Remember that episode of Friends where Monica and Rachel are into the hot doctors? That’s the situation that Dr. Toby Fleishman finds himself in after separating from his wife of 15 years in the absorbing novel Fleishman is in Trouble. Rachel, his soon-to-be ex-wife, is a highly motivated talent agent who started her own firm and whose income provides the family with a highly comfortable lifestyle.
Women are just gaga over this doctor in his early 40s. Toby downloads dating apps at the behest of his fellows at the hospital, and finds himself both enjoying and somewhat disconcerted by the ease with which he can find sex through technology.
When Rachel suddenly disappears, Toby’s newly-found bachelorhood grinds to a halt as the couple’s children move in with him for the summer, and he attempts to process his feelings about the demise of his marriage while juggling work, his kids, and his wife’s perceived betrayals.

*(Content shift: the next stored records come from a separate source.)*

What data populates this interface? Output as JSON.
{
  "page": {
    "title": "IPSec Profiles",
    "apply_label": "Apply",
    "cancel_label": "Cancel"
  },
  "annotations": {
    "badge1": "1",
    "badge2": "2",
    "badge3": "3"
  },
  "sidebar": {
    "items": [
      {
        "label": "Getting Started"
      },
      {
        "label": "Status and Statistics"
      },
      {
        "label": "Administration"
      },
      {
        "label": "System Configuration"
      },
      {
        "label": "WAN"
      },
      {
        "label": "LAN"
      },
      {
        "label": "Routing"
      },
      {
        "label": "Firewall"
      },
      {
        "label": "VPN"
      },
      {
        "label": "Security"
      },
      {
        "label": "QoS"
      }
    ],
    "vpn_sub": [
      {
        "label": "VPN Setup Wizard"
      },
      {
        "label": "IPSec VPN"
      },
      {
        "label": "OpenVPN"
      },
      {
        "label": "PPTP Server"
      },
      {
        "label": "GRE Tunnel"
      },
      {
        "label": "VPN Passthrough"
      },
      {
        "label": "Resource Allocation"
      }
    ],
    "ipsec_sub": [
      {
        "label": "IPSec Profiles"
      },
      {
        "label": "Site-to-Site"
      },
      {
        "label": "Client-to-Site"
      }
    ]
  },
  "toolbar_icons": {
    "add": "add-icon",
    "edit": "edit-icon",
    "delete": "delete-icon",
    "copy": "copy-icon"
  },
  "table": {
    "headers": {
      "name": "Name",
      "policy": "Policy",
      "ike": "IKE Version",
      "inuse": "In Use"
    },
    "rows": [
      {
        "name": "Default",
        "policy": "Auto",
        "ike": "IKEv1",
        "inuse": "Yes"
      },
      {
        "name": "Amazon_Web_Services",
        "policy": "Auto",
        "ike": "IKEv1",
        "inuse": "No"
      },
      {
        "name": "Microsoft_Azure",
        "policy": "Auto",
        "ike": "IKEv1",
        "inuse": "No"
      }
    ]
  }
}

This book has a truly unique narrative style that is both captivating and off-putting. Toby’s thoughts and struggles are described in a constant, unstoppable wave — from his moments of sheer hatred toward Rachel, to his insecurity about his short stature, to his eating disorder, to his lust … It feels like an endless flow until our narrator, a college friend of Toby’s, gently inserts herself into the story and takes it into an entirely different direction.

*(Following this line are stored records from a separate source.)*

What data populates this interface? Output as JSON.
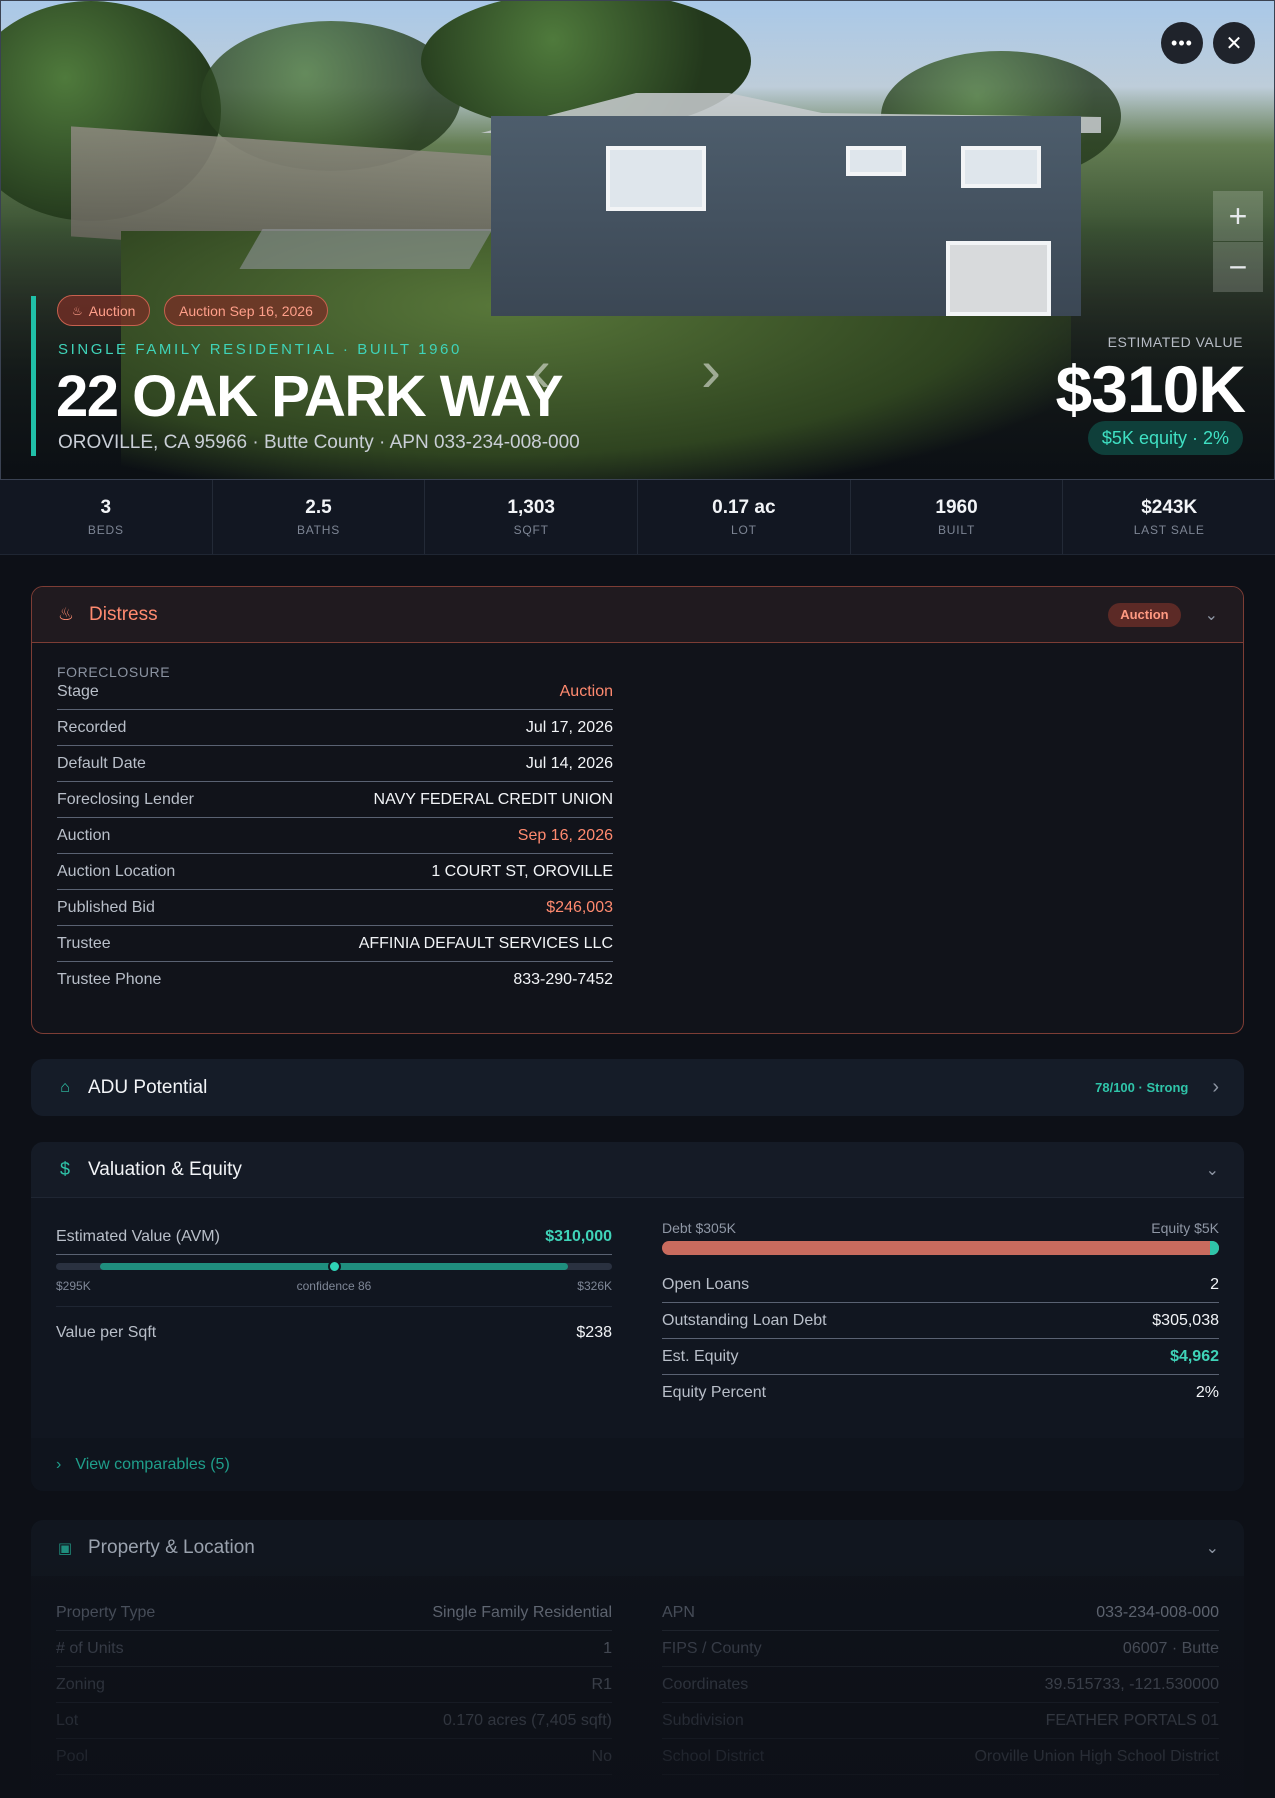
{
  "hero": {
    "pill_auction": "Auction",
    "pill_auction_date": "Auction Sep 16, 2026",
    "subtitle": "SINGLE FAMILY RESIDENTIAL · BUILT 1960",
    "address": "22 OAK PARK WAY",
    "location": "OROVILLE, CA 95966 · Butte County · APN 033-234-008-000",
    "est_label": "ESTIMATED VALUE",
    "est_value": "$310K",
    "equity_pill": "$5K equity · 2%",
    "more_icon": "more-icon",
    "close_icon": "close-icon",
    "zoom_in": "+",
    "zoom_out": "−"
  },
  "stats": [
    {
      "value": "3",
      "label": "BEDS"
    },
    {
      "value": "2.5",
      "label": "BATHS"
    },
    {
      "value": "1,303",
      "label": "SQFT"
    },
    {
      "value": "0.17 ac",
      "label": "LOT"
    },
    {
      "value": "1960",
      "label": "BUILT"
    },
    {
      "value": "$243K",
      "label": "LAST SALE"
    }
  ],
  "distress": {
    "title": "Distress",
    "badge": "Auction",
    "section_label": "FORECLOSURE",
    "rows": [
      {
        "k": "Stage",
        "v": "Auction"
      },
      {
        "k": "Recorded",
        "v": "Jul 17, 2026"
      },
      {
        "k": "Default Date",
        "v": "Jul 14, 2026"
      },
      {
        "k": "Foreclosing Lender",
        "v": "NAVY FEDERAL CREDIT UNION"
      },
      {
        "k": "Auction",
        "v": "Sep 16, 2026"
      },
      {
        "k": "Auction Location",
        "v": "1 COURT ST, OROVILLE"
      },
      {
        "k": "Published Bid",
        "v": "$246,003"
      },
      {
        "k": "Trustee",
        "v": "AFFINIA DEFAULT SERVICES LLC"
      },
      {
        "k": "Trustee Phone",
        "v": "833-290-7452"
      }
    ]
  },
  "adu": {
    "title": "ADU Potential",
    "score": "78/100 · Strong"
  },
  "valuation": {
    "title": "Valuation & Equity",
    "avm_label": "Estimated Value (AVM)",
    "avm_value": "$310,000",
    "range_low": "$295K",
    "range_high": "$326K",
    "confidence": "confidence 86",
    "range_fill": {
      "start": 0.08,
      "end": 0.92,
      "point": 0.5
    },
    "vps_label": "Value per Sqft",
    "vps_value": "$238",
    "debt_label": "Debt $305K",
    "equity_label": "Equity $5K",
    "equity_fraction": 0.016,
    "rows": [
      {
        "k": "Open Loans",
        "v": "2"
      },
      {
        "k": "Outstanding Loan Debt",
        "v": "$305,038"
      },
      {
        "k": "Est. Equity",
        "v": "$4,962"
      },
      {
        "k": "Equity Percent",
        "v": "2%"
      }
    ],
    "comps_link": "View comparables (5)"
  },
  "property": {
    "title": "Property & Location",
    "left_rows": [
      {
        "k": "Property Type",
        "v": "Single Family Residential"
      },
      {
        "k": "# of Units",
        "v": "1"
      },
      {
        "k": "Zoning",
        "v": "R1"
      },
      {
        "k": "Lot",
        "v": "0.170 acres (7,405 sqft)"
      },
      {
        "k": "Pool",
        "v": "No"
      }
    ],
    "right_rows": [
      {
        "k": "APN",
        "v": "033-234-008-000"
      },
      {
        "k": "FIPS / County",
        "v": "06007 · Butte"
      },
      {
        "k": "Coordinates",
        "v": "39.515733, -121.530000"
      },
      {
        "k": "Subdivision",
        "v": "FEATHER PORTALS 01"
      },
      {
        "k": "School District",
        "v": "Oroville Union High School District"
      }
    ]
  },
  "colors": {
    "accent_teal": "#20c0a8",
    "accent_red": "#ff8a6f",
    "debt": "#c96b5e",
    "background": "#0d1017"
  }
}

Through the course of the novel the reader learns of the couple’s origins as well as each of their childhoods and personal development. The reader is also faced with a number of questions that they may not have anticipated upon picking up a novel — what is the use of the construct of marriage, these days? How does society as a whole treat fathers that are the primary caregivers to their children, and mothers who are the higher wage-earners in their households? Is it improper to want one’s children to grow up in a more elevated social status? Does owning two homes make someone a bad person? Can pain and loss be measured on a spectrum, and should it? Do we expect mothers to give up their lives entirely when they have children?

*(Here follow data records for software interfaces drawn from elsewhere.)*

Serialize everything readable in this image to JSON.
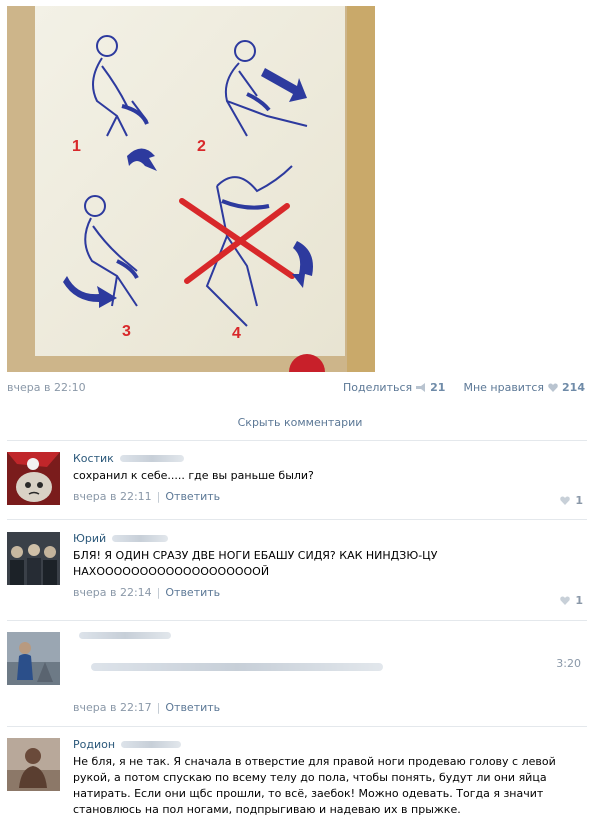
{
  "post": {
    "image_labels": [
      "1",
      "2",
      "3",
      "4"
    ],
    "time": "вчера в 22:10",
    "share_label": "Поделиться",
    "share_count": "21",
    "like_label": "Мне нравится",
    "like_count": "214"
  },
  "hide_comments": "Скрыть комментарии",
  "comments": [
    {
      "name": "Костик",
      "text": "сохранил к себе..... где вы раньше были?",
      "time": "вчера в 22:11",
      "reply": "Ответить",
      "likes": "1"
    },
    {
      "name": "Юрий",
      "text": "БЛЯ! Я ОДИН СРАЗУ ДВЕ НОГИ ЕБАШУ СИДЯ? КАК НИНДЗЮ-ЦУ НАХОООООООООООООООООООЙ",
      "time": "вчера в 22:14",
      "reply": "Ответить",
      "likes": "1"
    },
    {
      "name": "",
      "duration": "3:20",
      "time": "вчера в 22:17",
      "reply": "Ответить"
    },
    {
      "name": "Родион",
      "text": "Не бля, я не так. Я сначала в отверстие для правой ноги продеваю голову с левой рукой, а потом спускаю по всему телу до пола, чтобы понять, будут ли они яйца натирать. Если они щбс прошли, то всё, заебок! Можно одевать. Тогда я значит становлюсь на пол ногами, подпрыгиваю и надеваю их в прыжке."
    }
  ],
  "colors": {
    "link": "#2b587a",
    "muted": "#8a98a8",
    "arrow": "#2d3a9e",
    "cross": "#d8282a"
  }
}
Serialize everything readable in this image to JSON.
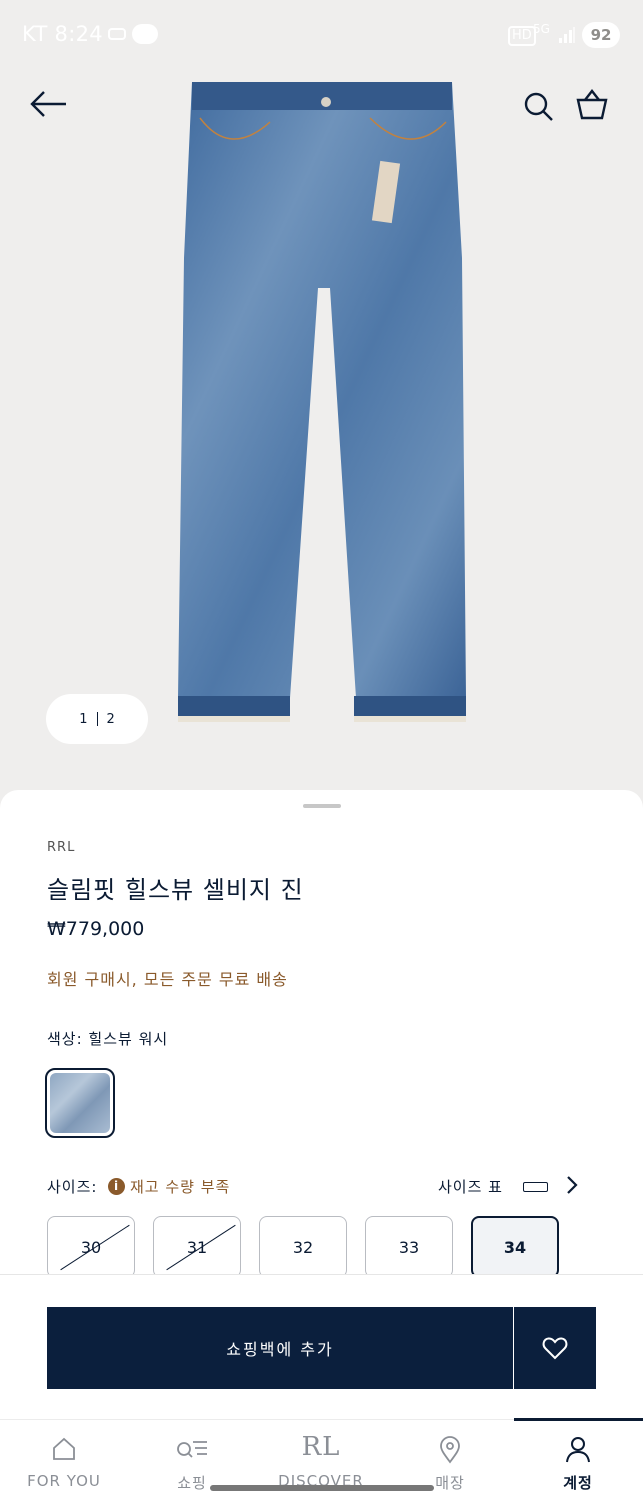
{
  "status_bar": {
    "carrier_time": "KT 8:24",
    "hd": "HD",
    "network": "5G",
    "battery": "92"
  },
  "gallery": {
    "pager_current": "1",
    "pager_total": "2"
  },
  "product": {
    "brand": "RRL",
    "name": "슬림핏 힐스뷰 셀비지 진",
    "price": "₩779,000",
    "promo": "회원 구매시, 모든 주문 무료 배송",
    "color_label": "색상: 힐스뷰 워시",
    "size_label": "사이즈:",
    "stock_warning": "재고 수량 부족",
    "size_chart_label": "사이즈 표",
    "sizes": [
      {
        "label": "30",
        "available": false
      },
      {
        "label": "31",
        "available": false
      },
      {
        "label": "32",
        "available": true
      },
      {
        "label": "33",
        "available": true
      },
      {
        "label": "34",
        "available": true,
        "selected": true
      }
    ]
  },
  "actions": {
    "add_to_bag": "쇼핑백에 추가"
  },
  "tabs": [
    {
      "label": "FOR YOU",
      "icon": "home-icon"
    },
    {
      "label": "쇼핑",
      "icon": "shop-search-icon"
    },
    {
      "label": "DISCOVER",
      "icon": "rl-logo",
      "logo_text": "RL"
    },
    {
      "label": "매장",
      "icon": "location-pin-icon"
    },
    {
      "label": "계정",
      "icon": "account-icon",
      "active": true
    }
  ],
  "colors": {
    "navy": "#0b1f3d",
    "promo_brown": "#8a5a2b",
    "background": "#efeeed"
  }
}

As a married person, I found this book tough to read. As a female person, I found this book tough to read. I don’t think the author intended it to be a joyride. The stream-of-consciousness style writing is similar to a person’s internal monologue, which makes it familiar. We have all had thoughts that come in waves, of varied topics, from the mundane to the extraordinary. When a marriage falls apart, it’s helpful to examine it from the inside out, and that’s what Taffy Brodesser-Akner does in this book — performs a marriage autopsy.